Teamsters' push to organize Amazon: Will it work?
5 min read
fairly difficult
The Teamsters, one of America's largest unions, votes to help organize Amazon warehouse and delivery workers in a nationwide effort.
Delegates to the International Brotherhood of Teamsters convention voted overwhelmingly for a nationwide push to organize hundreds of thousands of Amazon's warehouse and delivery workers, a formidable task given the e-commerce behemoth's fierce antiunion stance.

"We will organize Amazon," said the union's outgoing general president, James P. Hoffa. "In my more than two decades of service, I've yet to see a threat quite like the one Amazon presents to hardworking people, small businesses, the logistics industry and our nation's middle class."

Thursday's vote, which took place virtually, was 1,562 to 9, in favor of a resolution to help mobilize workers at the Seattle e-commerce giant.

With 1.4 million members, the Teamsters will "fully fund and supply all resources necessary" to address "Amazon's exploitation of its employees, contractors and employees of contractors," the resolution stated.


The union last year appointed Randy Korgan, secretary-treasurer of Teamsters Local 1932 in San Bernardino, to a position as national director for Amazon, and said it would create an Amazon division dedicated to the campaign.

The new effort is aimed not just at growing the ranks of organized labor but also at protecting wages, benefits and workplace standards in Teamster-represented companies such as UPS, which are under pressure to replicate Amazon's relentless push for speed and productivity.

With the explosive growth of e-commerce, Amazon now employs 1 million workers and is on pace to become the nation's largest private employer. The Seattle-based company did not respond to a request for comment Thursday.

Teamster locals have yet to file petitions under National Labor Relations Board rules to represent Amazon employees, according to a spokeswoman, despite the union's dominance in labor-represented logistics industries.
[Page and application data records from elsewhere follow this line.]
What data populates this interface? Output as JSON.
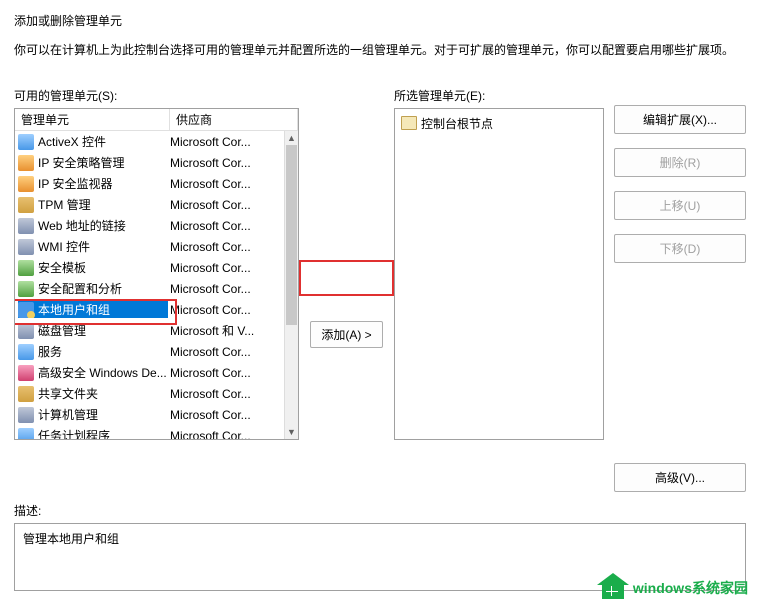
{
  "dialog": {
    "title": "添加或删除管理单元",
    "subtitle": "你可以在计算机上为此控制台选择可用的管理单元并配置所选的一组管理单元。对于可扩展的管理单元，你可以配置要启用哪些扩展项。"
  },
  "available": {
    "label": "可用的管理单元(S):",
    "headers": {
      "name": "管理单元",
      "vendor": "供应商"
    },
    "rows": [
      {
        "name": "ActiveX 控件",
        "vendor": "Microsoft Cor...",
        "icon": "ic2"
      },
      {
        "name": "IP 安全策略管理",
        "vendor": "Microsoft Cor...",
        "icon": "ic3"
      },
      {
        "name": "IP 安全监视器",
        "vendor": "Microsoft Cor...",
        "icon": "ic3"
      },
      {
        "name": "TPM 管理",
        "vendor": "Microsoft Cor...",
        "icon": "ic1"
      },
      {
        "name": "Web 地址的链接",
        "vendor": "Microsoft Cor...",
        "icon": "ic5"
      },
      {
        "name": "WMI 控件",
        "vendor": "Microsoft Cor...",
        "icon": "ic5"
      },
      {
        "name": "安全模板",
        "vendor": "Microsoft Cor...",
        "icon": "ic4"
      },
      {
        "name": "安全配置和分析",
        "vendor": "Microsoft Cor...",
        "icon": "ic4"
      },
      {
        "name": "本地用户和组",
        "vendor": "Microsoft Cor...",
        "icon": "ic7",
        "selected": true
      },
      {
        "name": "磁盘管理",
        "vendor": "Microsoft 和 V...",
        "icon": "ic5"
      },
      {
        "name": "服务",
        "vendor": "Microsoft Cor...",
        "icon": "ic2"
      },
      {
        "name": "高级安全 Windows De...",
        "vendor": "Microsoft Cor...",
        "icon": "ic6"
      },
      {
        "name": "共享文件夹",
        "vendor": "Microsoft Cor...",
        "icon": "ic1"
      },
      {
        "name": "计算机管理",
        "vendor": "Microsoft Cor...",
        "icon": "ic5"
      },
      {
        "name": "任务计划程序",
        "vendor": "Microsoft Cor...",
        "icon": "ic2"
      }
    ]
  },
  "selected_panel": {
    "label": "所选管理单元(E):",
    "root": "控制台根节点"
  },
  "buttons": {
    "add": "添加(A) >",
    "edit_ext": "编辑扩展(X)...",
    "remove": "删除(R)",
    "move_up": "上移(U)",
    "move_down": "下移(D)",
    "advanced": "高级(V)..."
  },
  "description": {
    "label": "描述:",
    "text": "管理本地用户和组"
  },
  "watermark": "windows系统家园"
}
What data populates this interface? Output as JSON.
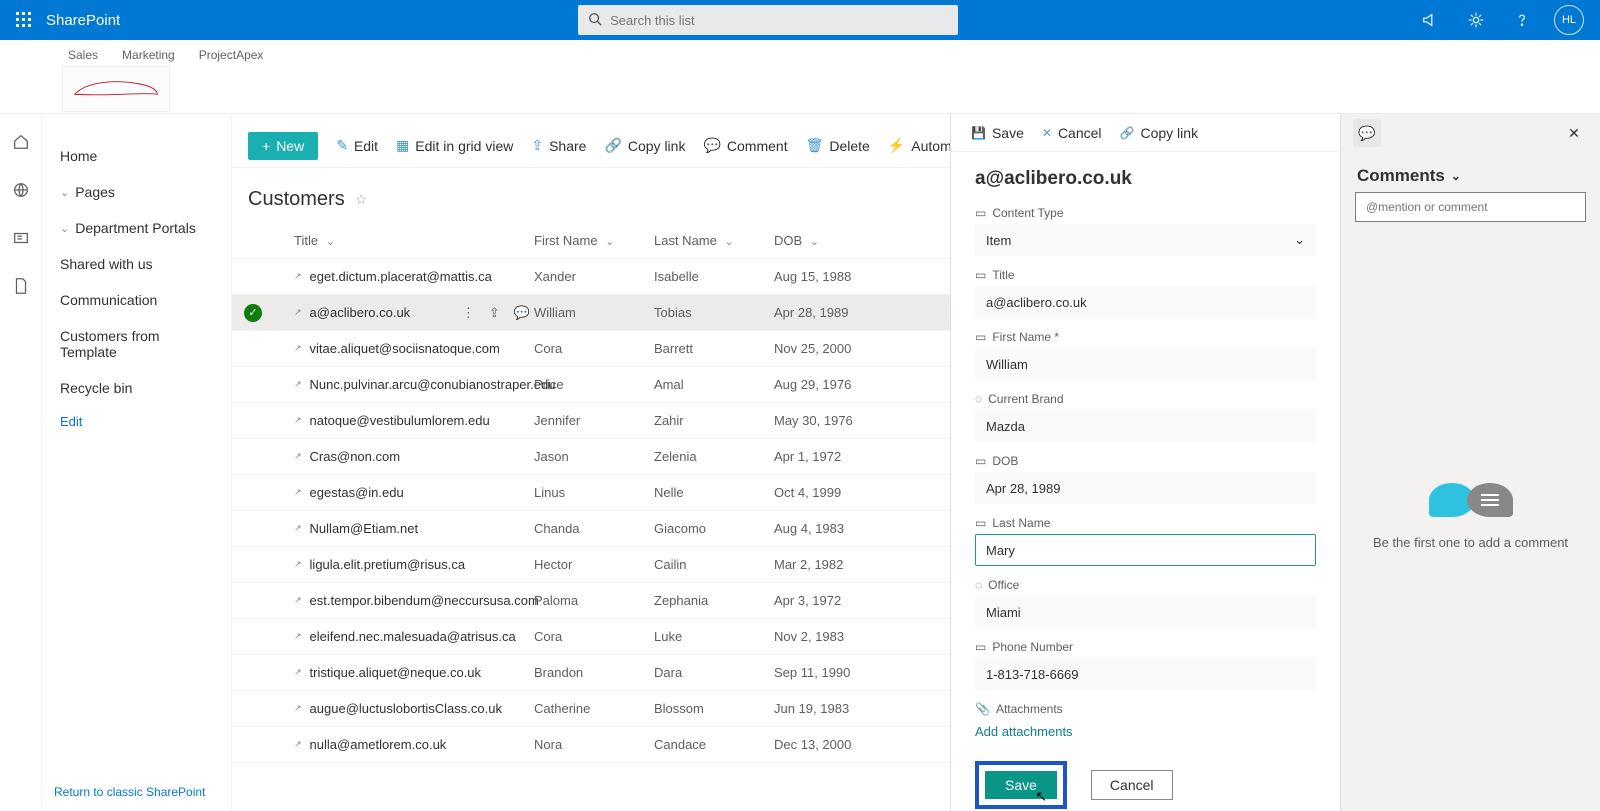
{
  "suite": {
    "title": "SharePoint",
    "search_placeholder": "Search this list",
    "avatar_initials": "HL"
  },
  "site_header": {
    "links": [
      "Sales",
      "Marketing",
      "ProjectApex"
    ],
    "logo_text": ""
  },
  "left_nav": {
    "items": [
      {
        "label": "Home",
        "expandable": false
      },
      {
        "label": "Pages",
        "expandable": true
      },
      {
        "label": "Department Portals",
        "expandable": true
      },
      {
        "label": "Shared with us",
        "expandable": false
      },
      {
        "label": "Communication",
        "expandable": false
      },
      {
        "label": "Customers from Template",
        "expandable": false
      },
      {
        "label": "Recycle bin",
        "expandable": false
      }
    ],
    "edit_label": "Edit",
    "return_label": "Return to classic SharePoint"
  },
  "cmdbar": {
    "new": "New",
    "edit": "Edit",
    "edit_grid": "Edit in grid view",
    "share": "Share",
    "copy_link": "Copy link",
    "comment": "Comment",
    "delete": "Delete",
    "automate": "Automate"
  },
  "list": {
    "title": "Customers",
    "columns": [
      "Title",
      "First Name",
      "Last Name",
      "DOB"
    ],
    "rows": [
      {
        "title": "eget.dictum.placerat@mattis.ca",
        "first": "Xander",
        "last": "Isabelle",
        "dob": "Aug 15, 1988",
        "selected": false
      },
      {
        "title": "a@aclibero.co.uk",
        "first": "William",
        "last": "Tobias",
        "dob": "Apr 28, 1989",
        "selected": true
      },
      {
        "title": "vitae.aliquet@sociisnatoque.com",
        "first": "Cora",
        "last": "Barrett",
        "dob": "Nov 25, 2000",
        "selected": false
      },
      {
        "title": "Nunc.pulvinar.arcu@conubianostraper.edu",
        "first": "Price",
        "last": "Amal",
        "dob": "Aug 29, 1976",
        "selected": false
      },
      {
        "title": "natoque@vestibulumlorem.edu",
        "first": "Jennifer",
        "last": "Zahir",
        "dob": "May 30, 1976",
        "selected": false
      },
      {
        "title": "Cras@non.com",
        "first": "Jason",
        "last": "Zelenia",
        "dob": "Apr 1, 1972",
        "selected": false
      },
      {
        "title": "egestas@in.edu",
        "first": "Linus",
        "last": "Nelle",
        "dob": "Oct 4, 1999",
        "selected": false
      },
      {
        "title": "Nullam@Etiam.net",
        "first": "Chanda",
        "last": "Giacomo",
        "dob": "Aug 4, 1983",
        "selected": false
      },
      {
        "title": "ligula.elit.pretium@risus.ca",
        "first": "Hector",
        "last": "Cailin",
        "dob": "Mar 2, 1982",
        "selected": false
      },
      {
        "title": "est.tempor.bibendum@neccursusa.com",
        "first": "Paloma",
        "last": "Zephania",
        "dob": "Apr 3, 1972",
        "selected": false
      },
      {
        "title": "eleifend.nec.malesuada@atrisus.ca",
        "first": "Cora",
        "last": "Luke",
        "dob": "Nov 2, 1983",
        "selected": false
      },
      {
        "title": "tristique.aliquet@neque.co.uk",
        "first": "Brandon",
        "last": "Dara",
        "dob": "Sep 11, 1990",
        "selected": false
      },
      {
        "title": "augue@luctuslobortisClass.co.uk",
        "first": "Catherine",
        "last": "Blossom",
        "dob": "Jun 19, 1983",
        "selected": false
      },
      {
        "title": "nulla@ametlorem.co.uk",
        "first": "Nora",
        "last": "Candace",
        "dob": "Dec 13, 2000",
        "selected": false
      }
    ]
  },
  "panel": {
    "toolbar": {
      "save": "Save",
      "cancel": "Cancel",
      "copy_link": "Copy link"
    },
    "heading": "a@aclibero.co.uk",
    "labels": {
      "content_type": "Content Type",
      "title": "Title",
      "first_name": "First Name *",
      "current_brand": "Current Brand",
      "dob": "DOB",
      "last_name": "Last Name",
      "office": "Office",
      "phone": "Phone Number",
      "attachments": "Attachments",
      "add_attachments": "Add attachments"
    },
    "values": {
      "content_type": "Item",
      "title": "a@aclibero.co.uk",
      "first_name": "William",
      "current_brand": "Mazda",
      "dob": "Apr 28, 1989",
      "last_name": "Mary",
      "office": "Miami",
      "phone": "1-813-718-6669"
    },
    "buttons": {
      "save": "Save",
      "cancel": "Cancel"
    }
  },
  "comments": {
    "header": "Comments",
    "placeholder": "@mention or comment",
    "empty_text": "Be the first one to add a comment"
  }
}
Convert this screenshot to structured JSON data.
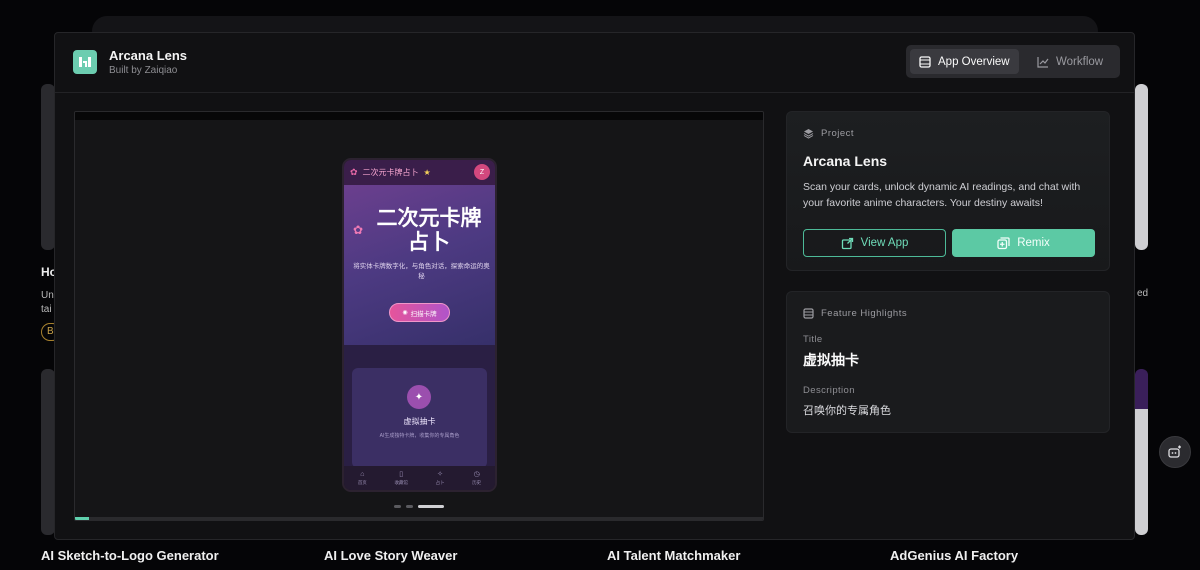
{
  "background": {
    "gallery_titles": [
      "AI Sketch-to-Logo Generator",
      "AI Love Story Weaver",
      "AI Talent Matchmaker",
      "AdGenius AI Factory"
    ],
    "fragments": {
      "left_title": "Ho",
      "left_line1": "Un",
      "left_line2": "tai",
      "left_badge": "B",
      "right_frag": "ed"
    }
  },
  "modal": {
    "app_title": "Arcana Lens",
    "app_subtitle": "Built by Zaiqiao",
    "tabs": [
      {
        "label": "App Overview",
        "icon": "film-icon",
        "active": true
      },
      {
        "label": "Workflow",
        "icon": "chart-line-icon",
        "active": false
      }
    ]
  },
  "preview": {
    "progress_fraction": 0.02,
    "slide_count": 3,
    "active_slide": 3,
    "phone": {
      "header_title": "二次元卡牌占卜",
      "avatar_letter": "Z",
      "hero_title": "二次元卡牌占卜",
      "hero_subtitle": "将实体卡牌数字化，与角色对话，探索命运的奥秘",
      "scan_button": "扫描卡牌",
      "card_title": "虚拟抽卡",
      "card_subtitle": "AI生成独特卡牌，收集你的专属角色",
      "nav": [
        "首页",
        "收藏馆",
        "占卜",
        "历史"
      ]
    }
  },
  "project": {
    "section_label": "Project",
    "name": "Arcana Lens",
    "description": "Scan your cards, unlock dynamic AI readings, and chat with your favorite anime characters. Your destiny awaits!",
    "view_button": "View App",
    "remix_button": "Remix"
  },
  "features": {
    "section_label": "Feature Highlights",
    "title_key": "Title",
    "title_value": "虚拟抽卡",
    "description_key": "Description",
    "description_value": "召唤你的专属角色"
  },
  "colors": {
    "accent": "#5cc9a4",
    "accent_text": "#6fdcb9",
    "modal_bg": "#111113",
    "card_bg": "#1a1b1d"
  }
}
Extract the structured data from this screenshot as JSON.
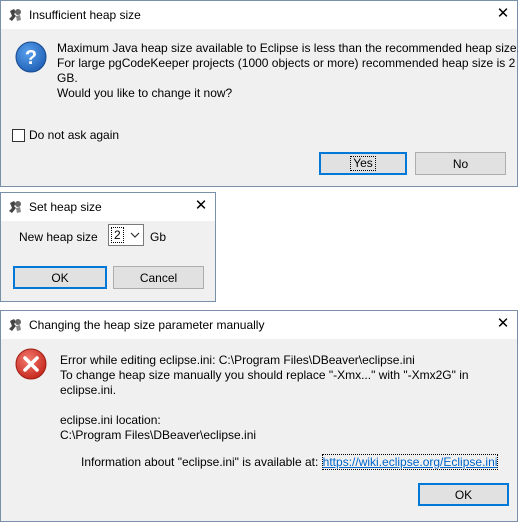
{
  "dialog1": {
    "title": "Insufficient heap size",
    "message_lines": [
      "Maximum Java heap size available to Eclipse is less than the recommended heap size.",
      "For large pgCodeKeeper projects (1000 objects or more) recommended heap size is 2",
      "GB.",
      "Would you like to change it now?"
    ],
    "checkbox_label": "Do not ask again",
    "checkbox_checked": false,
    "yes_label": "Yes",
    "no_label": "No"
  },
  "dialog2": {
    "title": "Set heap size",
    "field_label": "New heap size",
    "select_value": "2",
    "unit": "Gb",
    "ok_label": "OK",
    "cancel_label": "Cancel"
  },
  "dialog3": {
    "title": "Changing the heap size parameter manually",
    "lines": [
      "Error while editing eclipse.ini: C:\\Program Files\\DBeaver\\eclipse.ini",
      "To change heap size manually you should replace \"-Xmx...\" with \"-Xmx2G\" in",
      "eclipse.ini."
    ],
    "location_label": "eclipse.ini location:",
    "location_path": "C:\\Program Files\\DBeaver\\eclipse.ini",
    "info_text": "Information about \"eclipse.ini\" is available at:",
    "info_link": "https://wiki.eclipse.org/Eclipse.ini",
    "ok_label": "OK"
  },
  "colors": {
    "dialog_bg": "#f0f0f0",
    "titlebar_bg": "#ffffff",
    "accent": "#0078d7",
    "link": "#0066cc",
    "question_icon": "#1e5fb4",
    "error_icon": "#d9362b"
  },
  "icons": {
    "app": "eclipse-app-icon",
    "question": "question-icon",
    "error": "error-icon",
    "close": "close-icon"
  }
}
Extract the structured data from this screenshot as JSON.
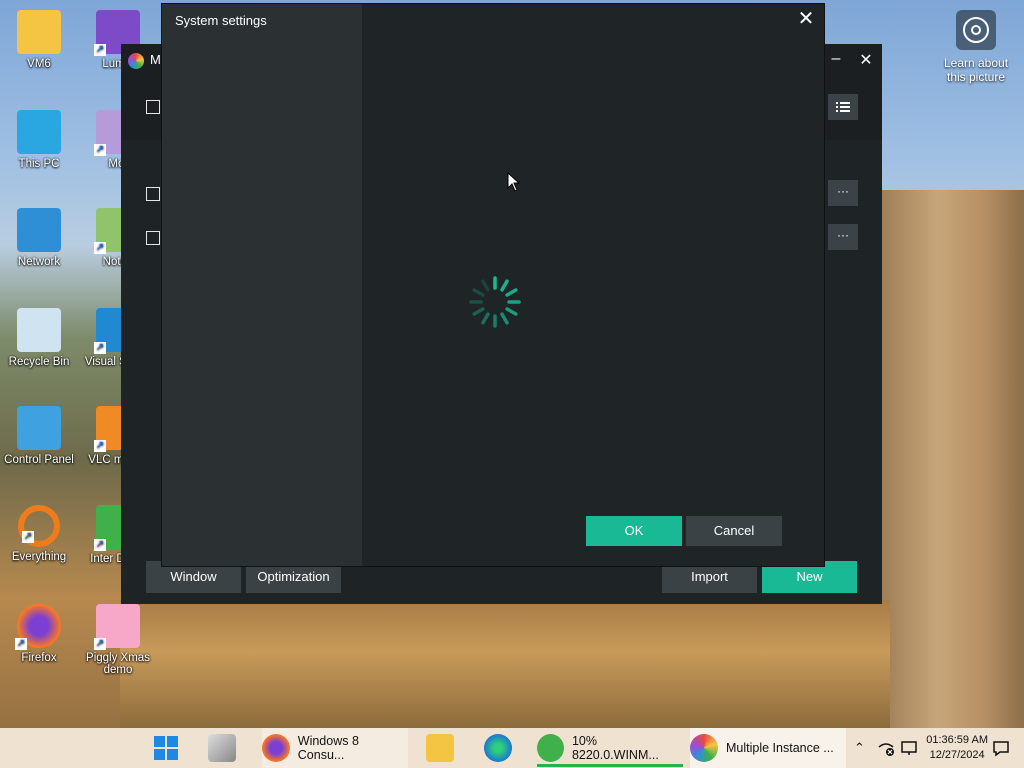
{
  "desktop": {
    "icons": [
      {
        "label": "VM6"
      },
      {
        "label": "Lumin"
      },
      {
        "label": "This PC"
      },
      {
        "label": "Mot"
      },
      {
        "label": "Network"
      },
      {
        "label": "Notep"
      },
      {
        "label": "Recycle Bin"
      },
      {
        "label": "Visual S Cod"
      },
      {
        "label": "Control Panel"
      },
      {
        "label": "VLC m play"
      },
      {
        "label": "Everything"
      },
      {
        "label": "Inter Down"
      },
      {
        "label": "Firefox"
      },
      {
        "label": "Piggly Xmas demo"
      }
    ],
    "learn_label": "Learn about this picture"
  },
  "app_window": {
    "title": "M",
    "bottom": {
      "window": "Window",
      "optimization": "Optimization",
      "import": "Import",
      "new": "New"
    },
    "more_label": "···"
  },
  "dialog": {
    "title": "System settings",
    "ok": "OK",
    "cancel": "Cancel",
    "close": "✕"
  },
  "taskbar": {
    "items": [
      {
        "label": "Windows 8 Consu..."
      },
      {
        "label": "10% 8220.0.WINM..."
      },
      {
        "label": "Multiple Instance ..."
      }
    ],
    "time": "01:36:59 AM",
    "date": "12/27/2024"
  },
  "colors": {
    "accent": "#19b996",
    "dialog_bg": "#1f2427",
    "dialog_sidebar": "#2b3033"
  }
}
The challenge of organizing Amazon facility by facility became clear in April, when workers at its giant warehouse in Bessemer, Ala.…
Margot Roosevelt
Read full article